But, although the college’s HE education course is designed for both sexes—integrating the different areas of HE: clothing and related arts, food preparation and service, food science and technology and nutrition—it was not until 1968 that it had its first male graduate, the only one that year.
With UP being the national university, fields that other educational institutions overlook or simply do not find financially rewarding are covered by CHE.
Thus, the extremely popular course Hotel and Restaurant Management, which draws droves of students visualizing themselves working in swanky hotels and five-star restaurants, has been refashioned into Hotel, Restaurant and Institution Management.
In training people primarily for middle management level positions, Mayo says graduates are not only well-grounded in business and hotel work, but also in the administration of food services like those for schools, orphanages and even prison facilities or “wherever there are lodging and dining facilities.”
The Department of Food Science and Nutrition, one of two pioneering units of the college, is not just about food safety and good nutrition but also about helping households manage their resources, teaching communities how to develop nutritious but low-cost meals, and developing convenient, ready-to-eat foods in times of calamity. It explores ways to use indigenous resources to meet Filipinos’ nutritional needs.
Students of community nutrition are taught how to spot and measure symptoms of a poor diet like below standard heights, below or higher than standard weights, etc.
The Department of Clothing, Textiles and Interior Design is doing research on indigenous fabrics and designing clothes for power dressing, as well as for different weather conditions in the Philippines, among other things.
Interior design students have applied their training and skills in livening up such places as the National Children’s Hospital, Epheta Foundation (which provides a workplace and living spaces for the blind), Habitat for Humanity homes, the Golden Acres center for the elderly, and the Reception and Study Center for Children of the Department of Social Welfare and Development, using patterns and designs adapted to the institutions.
Mayo, whose background is in interior design, says students are taught that interior design is not just about aesthetics. In a restaurant, for instance, “interior design can enhance taste” and the dining experience, she points out.
The Department of Family Life and Child Development aims to provide theoretical and practical training for competent practice and leadership not just for those two areas but also for preschool education.
Mayo says the bottom line is HE is about improving the quality of life and goes beyond the public face of the course—sewing, cooking, decorating (although one graduate reportedly told her students that would-be surgeons, men or women, would benefit from having the skill to sew).
Mayo says HE remains very important and relevant because it is about everyday living. For instance, with the increase in the number of male-headed households, men will find it especially useful now when they need to learn about household management, she says.
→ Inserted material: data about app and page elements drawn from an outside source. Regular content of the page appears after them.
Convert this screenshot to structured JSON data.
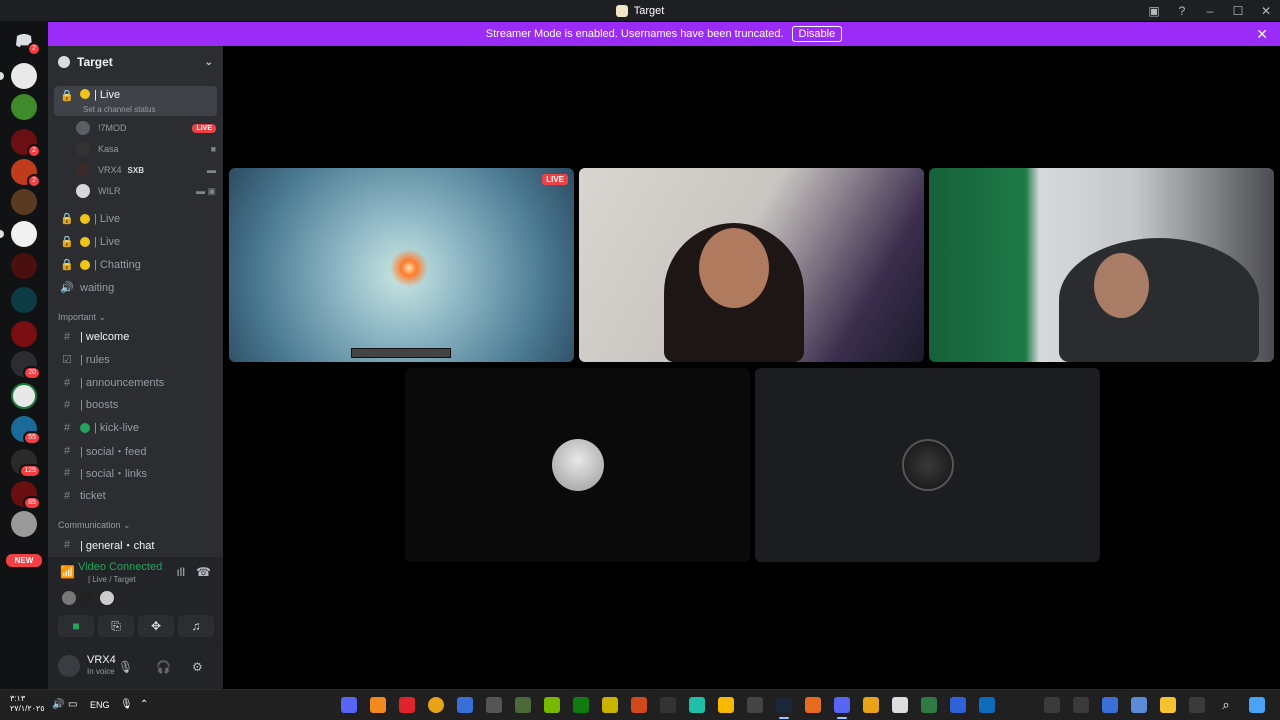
{
  "window": {
    "title": "Target",
    "controls": [
      "▣",
      "?",
      "–",
      "☐",
      "✕"
    ]
  },
  "banner": {
    "text": "Streamer Mode is enabled. Usernames have been truncated.",
    "button": "Disable",
    "close": "✕"
  },
  "rail": {
    "badges": [
      "2",
      "2",
      "2",
      "20",
      "55",
      "125",
      "85"
    ],
    "new_label": "NEW"
  },
  "guild": {
    "name": "Target",
    "chevron": "⌄"
  },
  "channels": {
    "live_selected": {
      "name": "| Live",
      "status": "Set a channel status"
    },
    "voice_users": [
      {
        "name": "!7MOD",
        "live": "LIVE"
      },
      {
        "name": "Kasa"
      },
      {
        "name": "VRX4",
        "tag": "SXB"
      },
      {
        "name": "WILR"
      }
    ],
    "locked": [
      "| Live",
      "| Live",
      "| Chatting"
    ],
    "waiting": "waiting",
    "important_label": "Important",
    "text": [
      "| welcome",
      "| rules",
      "| announcements",
      "| boosts",
      "| kick-live",
      "| social・feed",
      "| social・links",
      "ticket"
    ],
    "communication_label": "Communication",
    "general": "| general・chat"
  },
  "voice_panel": {
    "status": "Video Connected",
    "sub": "| Live / Target"
  },
  "user_panel": {
    "name": "VRX4",
    "status": "In voice"
  },
  "stage": {
    "live_badge": "LIVE"
  },
  "taskbar": {
    "time": "٣:١٣",
    "date": "٢٧/١/٢٠٢٥",
    "lang": "ENG"
  },
  "colors": {
    "banner": "#9b2cf8",
    "sidebar": "#2b2d31",
    "rail": "#111214",
    "live": "#ed4245",
    "connected": "#23a55a"
  }
}
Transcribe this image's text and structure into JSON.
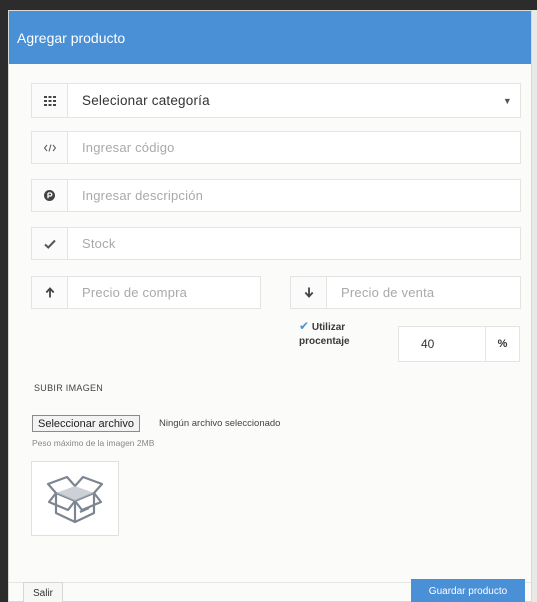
{
  "modal": {
    "title": "Agregar producto"
  },
  "form": {
    "category": {
      "icon": "grid-icon",
      "selected": "Selecionar categoría"
    },
    "code": {
      "icon": "code-icon",
      "placeholder": "Ingresar código"
    },
    "description": {
      "icon": "product-hunt-icon",
      "placeholder": "Ingresar descripción"
    },
    "stock": {
      "icon": "check-icon",
      "placeholder": "Stock"
    },
    "purchase_price": {
      "icon": "arrow-up-icon",
      "placeholder": "Precio de compra"
    },
    "sale_price": {
      "icon": "arrow-down-icon",
      "placeholder": "Precio de venta"
    },
    "percentage": {
      "label_line1": "Utilizar",
      "label_line2": "procentaje",
      "value": "40",
      "symbol": "%"
    }
  },
  "upload": {
    "title": "SUBIR IMAGEN",
    "button_label": "Seleccionar archivo",
    "no_file_text": "Ningún archivo seleccionado",
    "hint": "Peso máximo de la imagen 2MB",
    "preview_icon": "box-icon"
  },
  "footer": {
    "exit_label": "Salir",
    "save_label": "Guardar producto"
  },
  "colors": {
    "accent": "#4a90d6"
  }
}
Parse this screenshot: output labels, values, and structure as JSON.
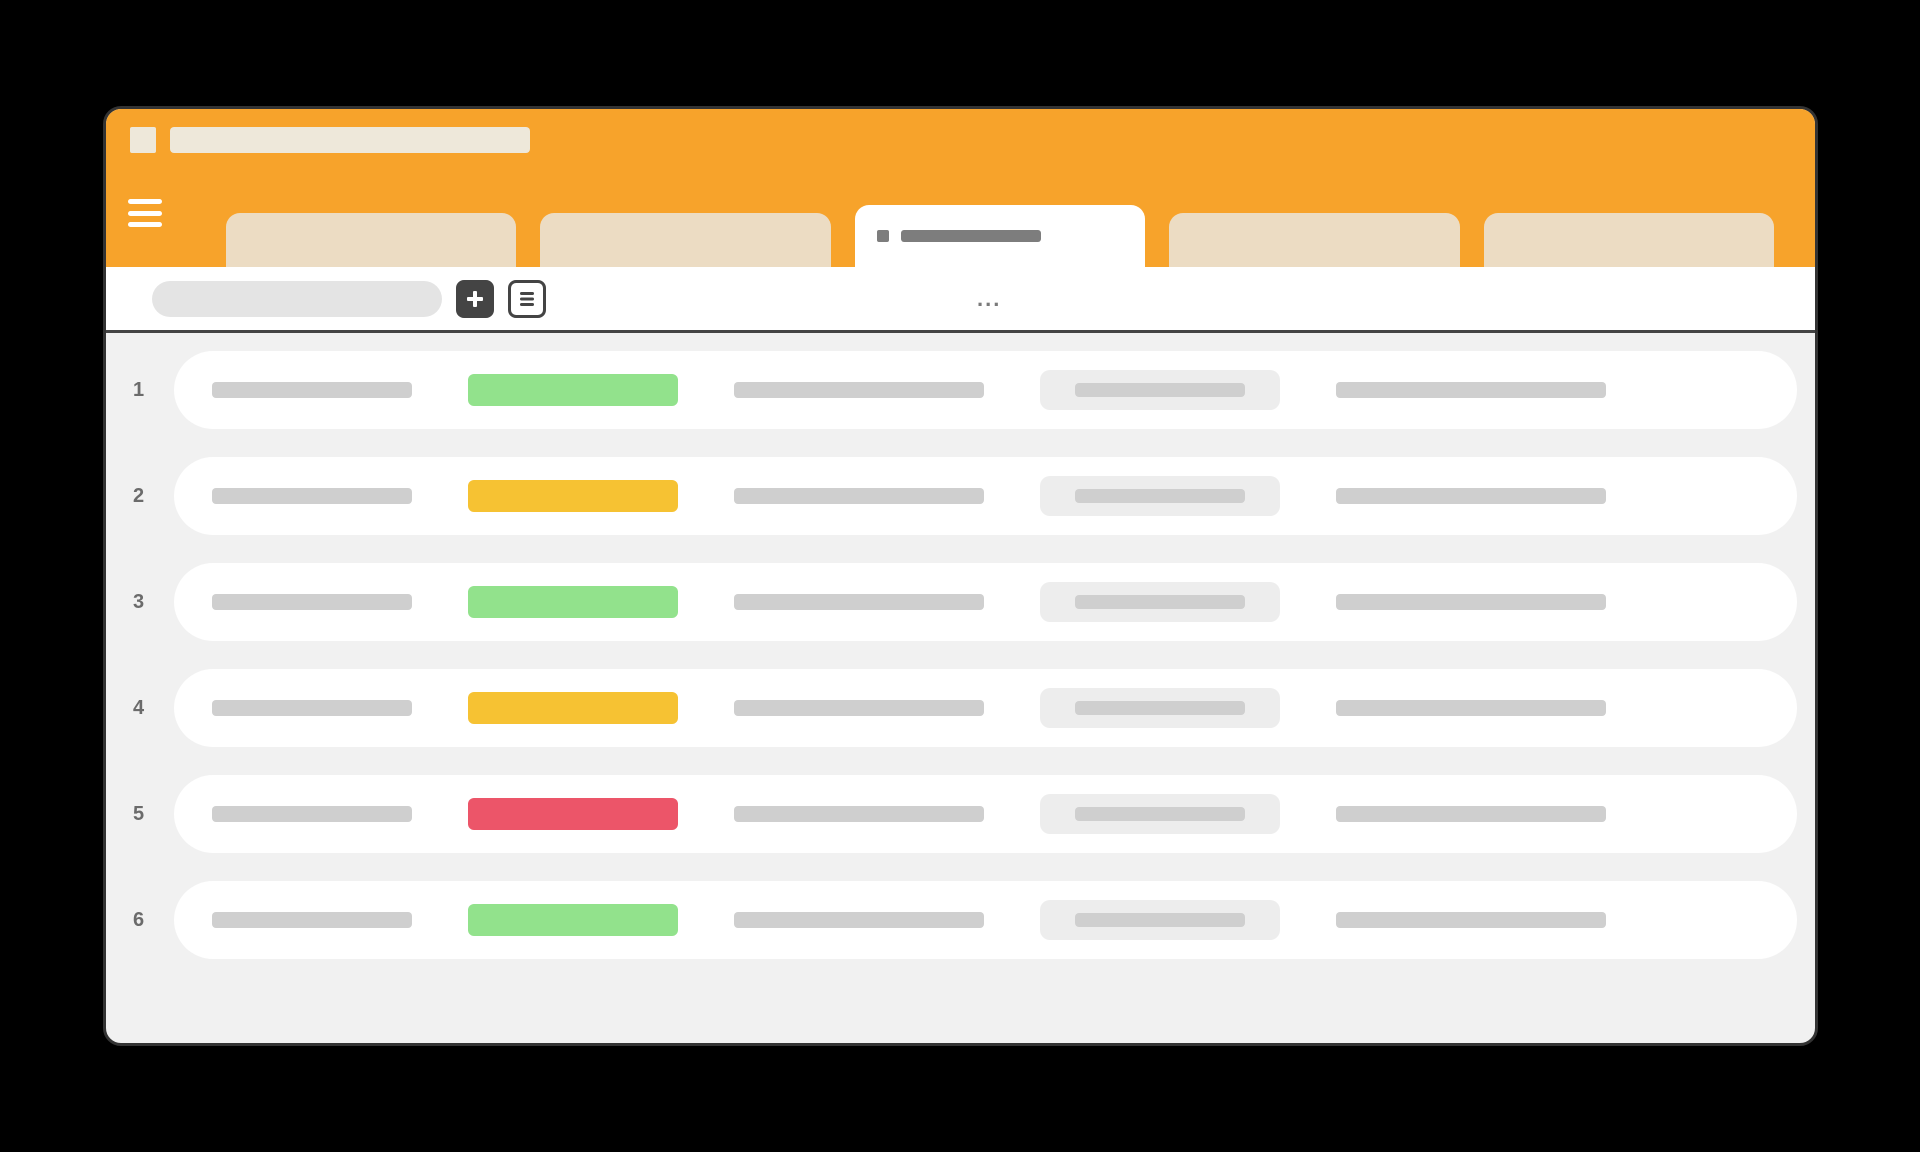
{
  "header": {
    "title": "",
    "tabs": [
      {
        "label": "",
        "active": false
      },
      {
        "label": "",
        "active": false
      },
      {
        "label": "",
        "active": true
      },
      {
        "label": "",
        "active": false
      },
      {
        "label": "",
        "active": false
      }
    ]
  },
  "toolbar": {
    "search_value": "",
    "search_placeholder": "",
    "more_label": "..."
  },
  "status_colors": {
    "green": "#92e28c",
    "yellow": "#f6c233",
    "red": "#ec5569"
  },
  "rows": [
    {
      "num": "1",
      "col1": "",
      "status": "green",
      "col3": "",
      "col4": "",
      "col5": ""
    },
    {
      "num": "2",
      "col1": "",
      "status": "yellow",
      "col3": "",
      "col4": "",
      "col5": ""
    },
    {
      "num": "3",
      "col1": "",
      "status": "green",
      "col3": "",
      "col4": "",
      "col5": ""
    },
    {
      "num": "4",
      "col1": "",
      "status": "yellow",
      "col3": "",
      "col4": "",
      "col5": ""
    },
    {
      "num": "5",
      "col1": "",
      "status": "red",
      "col3": "",
      "col4": "",
      "col5": ""
    },
    {
      "num": "6",
      "col1": "",
      "status": "green",
      "col3": "",
      "col4": "",
      "col5": ""
    }
  ]
}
It seems that men are beginning to get the message. Last school year, UP CHE graduated more than 200 women and 35 men. Every year, more males, not just those with feminine inclinations, are entering the College of Home Economics and are proud of it.